Organic Practicing

Producers farm according to organic principles but choose not to undergo the certification process. Producers in this category cannot use the term certified organic on their labels. There is no guarantee for the consumer that a wine is free from chemical pesticides, herbicides, fertilisers or lower in sulphur.                               

 

 

Certified Biodynamic

Like organic certification, Certified Biodynamic is a three-year certification process and is regulated by a third-party and guarantees a wine is produced free from chemical pesticides, herbicides, fertilisers, GMO’s with capped sulphur levels (half of conventional wine) in the finished wine. The difference to organic farming is the additional use of natural field and compost preparations made with manure, herbs, mineral and organic matter to nourish and stimulate the soil. Biodynamic farming activities are also carried out according to the lunar calendar. Biodynamics is truly holistic and   aims to harmonise the farm to produce a healthy closed system of biodiversity.

 

 

Biodynamic Practicing

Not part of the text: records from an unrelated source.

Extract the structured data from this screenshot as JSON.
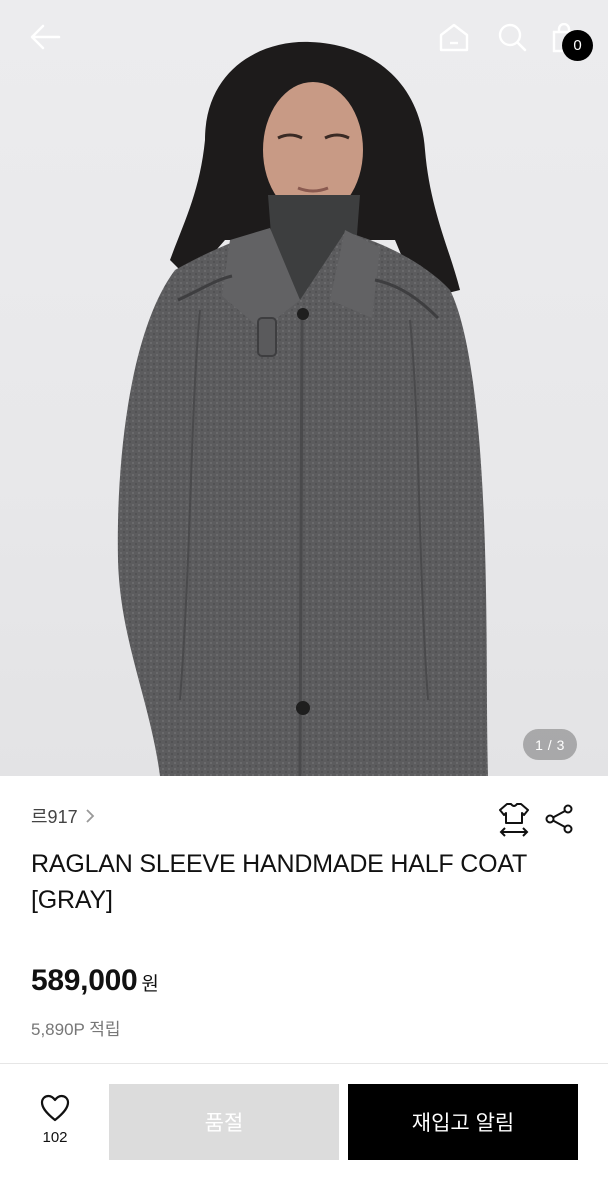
{
  "header": {
    "cart_count": "0",
    "icons": [
      "back-arrow-icon",
      "home-icon",
      "search-icon",
      "shopping-bag-icon"
    ]
  },
  "gallery": {
    "counter": "1 / 3"
  },
  "product": {
    "brand": "르917",
    "title": "RAGLAN SLEEVE HANDMADE HALF COAT [GRAY]",
    "price": "589,000",
    "currency": "원",
    "points": "5,890P 적립"
  },
  "actions": {
    "like_count": "102",
    "soldout_label": "품절",
    "restock_label": "재입고 알림"
  },
  "colors": {
    "primary_button": "#000000",
    "disabled_button": "#dcdcdc",
    "coat": "#5a5a5c"
  }
}
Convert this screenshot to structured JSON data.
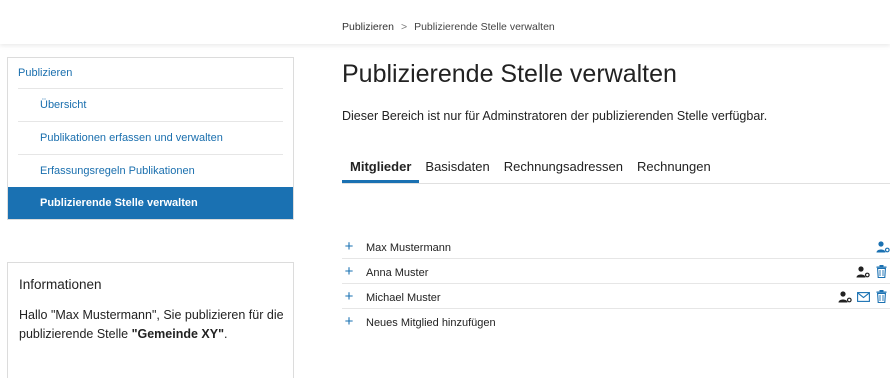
{
  "breadcrumb": {
    "root": "Publizieren",
    "separator": ">",
    "current": "Publizierende Stelle verwalten"
  },
  "sidebar": {
    "items": [
      {
        "label": "Publizieren"
      },
      {
        "label": "Übersicht"
      },
      {
        "label": "Publikationen erfassen und verwalten"
      },
      {
        "label": "Erfassungsregeln Publikationen"
      },
      {
        "label": "Publizierende Stelle verwalten",
        "active": true
      }
    ]
  },
  "info": {
    "title": "Informationen",
    "text_before": "Hallo \"Max Mustermann\", Sie publizieren für die publizierende Stelle ",
    "highlight": "\"Gemeinde XY\"",
    "text_after": "."
  },
  "main": {
    "title": "Publizierende Stelle verwalten",
    "description": "Dieser Bereich ist nur für Adminstratoren der publizierenden Stelle verfügbar.",
    "tabs": [
      {
        "label": "Mitglieder",
        "active": true
      },
      {
        "label": "Basisdaten"
      },
      {
        "label": "Rechnungsadressen"
      },
      {
        "label": "Rechnungen"
      }
    ]
  },
  "members": {
    "rows": [
      {
        "name": "Max Mustermann",
        "icons": [
          "user-admin-icon"
        ]
      },
      {
        "name": "Anna Muster",
        "icons": [
          "user-admin-icon",
          "trash-icon"
        ]
      },
      {
        "name": "Michael Muster",
        "icons": [
          "user-admin-icon",
          "mail-icon",
          "trash-icon"
        ]
      }
    ],
    "add_label": "Neues Mitglied hinzufügen",
    "plus_symbol": "+"
  },
  "colors": {
    "accent": "#1a71b2",
    "link": "#1a6fae",
    "text": "#222222",
    "border": "#dcdcdc"
  }
}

Producers farm according to biodynamic principles and methods but choose not to undergo the certification process. Producers in this category cannot use the term certified biodynamic on their labels. There is no guarantee for the consumer that a wine is produced according to biodynamic methods and is free from chemical pesticides, herbicides, fertilisers or lower in sulphur.

 

 

 

Sustainable Practices

Indicates a producer takes into consideration farming practices that encompass positive economic, environmental and social impacts to ensure short and term long term viability of the vineyard and business. Look for producers that are members or are certified with Sustainable Winegrowing Australia (SWA). SWA is the wine industry’s new peak national body for winegrowers and producers to lift sustainability standards.

 

 

Low Intervention

Also known as minimal intervention or natural wines, refers to wine that is made with a ‘hands off’ approach in the winemaking process from fruit preferably farmed organically or biodynamically (certified or practicing) or sustainably. These wines are made with indigenous yeasts, minimal additions and manipulations, without fining and filtration Organic Vegan Wine and with minimal sulphur added only at bottling.

 

 

 

Vegan-friendly

A wine produced wine without animal based fining agents used during the winemaking process. Fining agents remove solids from a wine, typical animal products used are: casein (milk proteins), egg albumen (egg whites), fish oil, gelatin (animal protein), and isinglass (gelatin from fish bladder membranes). Fining agents for vegan-friendly wines include: carbon, bentonite clay, plant casein, silica gel and limestone. A producer may also use cold settling or simply use no fining agents, marketing their wine as unfined.

 

 

Preservative-free

A wine with no added preservatives during the winemaking process. Sulphites, most commonly Sulphur Dioxide (220) and Sodium Metabisulphite (223) are the preservatives used in winemaking. They act as an antimicrobial to kill natural yeast bacteria, and antioxidant to prevent spoilage of colour and flavour. Sulphur dioxide is a by-product of natural yeast fermentation, so even if a wine is preservative free, there will still be naturally occurring trace amounts of up to 10 milligrams per litre.


 

Low Sulphur

Wines have only a small amount of sulphur dioxide (up to 50 ppm) added at bottling for stabilisation and sterilisation.